Unlike in Olusosun….where LAWMA previously spent considerable sums of money building roads and other infrastructure that Revive now benefits from, the scavenger-managers at Ikorodu have to make heavy investments from a much lower baseline on a much smaller site, signaling a degree of precarity to their enterprise from the start (Sesan, 2018).
While the small group of executives involved seem to have the financial means to accommodate a move from Olusosun to the more remote Ikorodu, the 2,700 scavengers and wastepickers in Olusosun do not have the means to leave their established base. It’s just too costly and impractical for them to do so. The newly appointed executives at Olusosun have also reported that their decision to stay has been borne from necessity. As a result, the situation in Ikorodu only benefits around a dozen people while effectively excluding 3,000 in the process. This is hardly an example of inclusive development.

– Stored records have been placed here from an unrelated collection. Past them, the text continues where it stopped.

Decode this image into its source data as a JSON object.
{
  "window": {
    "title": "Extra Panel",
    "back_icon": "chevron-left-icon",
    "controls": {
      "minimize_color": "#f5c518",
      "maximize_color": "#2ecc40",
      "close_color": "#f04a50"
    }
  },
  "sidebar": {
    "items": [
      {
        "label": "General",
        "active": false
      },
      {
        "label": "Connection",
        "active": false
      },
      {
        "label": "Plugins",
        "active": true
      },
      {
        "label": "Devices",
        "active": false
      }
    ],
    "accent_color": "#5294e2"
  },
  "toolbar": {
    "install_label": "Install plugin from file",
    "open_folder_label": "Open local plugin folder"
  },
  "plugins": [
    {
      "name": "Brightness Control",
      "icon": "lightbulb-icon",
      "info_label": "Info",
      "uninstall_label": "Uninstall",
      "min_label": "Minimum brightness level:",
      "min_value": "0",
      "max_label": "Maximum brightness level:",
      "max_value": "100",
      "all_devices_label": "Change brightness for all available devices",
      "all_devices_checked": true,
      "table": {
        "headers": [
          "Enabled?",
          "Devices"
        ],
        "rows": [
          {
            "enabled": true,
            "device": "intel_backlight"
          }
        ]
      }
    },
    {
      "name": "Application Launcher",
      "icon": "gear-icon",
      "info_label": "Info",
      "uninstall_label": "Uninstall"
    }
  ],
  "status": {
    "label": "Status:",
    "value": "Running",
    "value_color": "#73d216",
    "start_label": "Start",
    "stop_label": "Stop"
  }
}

The government’s failed response to the intensifying precarity of wastepicker and scavenger livelihoods has been just as problematic as Revive’s violations in Olusosun. LAWMA maintains that Revive, as the legal owner of the site, can fully dictate how informal workers use the site as well as how much they can be compensated. Workers have no legal options under this reconfiguration, despite all the ongoing injustice. LAWMA understands that Revive is a for-profit business, and assures that its responsibilities as a regulatory agency do not interfere with the company’s bottom line. The authority views informal workers as parasitic actors, when Revive is actually parasitizing the value generated by the informal waste sector. It should come as little surprise that these workers have no real place in government’s dream for a more modern, clean Lagos.
The government seems indifferent to the struggles of both wastepickers and lower-level scavengers, who must either choose between harsh and low paying conditions in their current situation or greater uncertainty and risk in a new work environment. Why? Because the government assumes that an organized private sector is the only way for the city to ascend to more “advanced” levels of modernity. This incorrect view endangers millions of informal workers who, without formal employment, sustain their livelihoods from a commons that the government and (its corporate partners) now want for itself. These workers deserve the ability to earn a decent living as part of the formal sector, and the state’s role should be to enforce greater restrictions on the formal sector while providing more opportunities for the informal sector to participate.
The city of Lagos can still demonstrate its commitment to the wellbeing of its most vulnerable citizens, who are under threat from powerful outside interests. However, as of now it remains unclear where the government’s allegiances truly lie.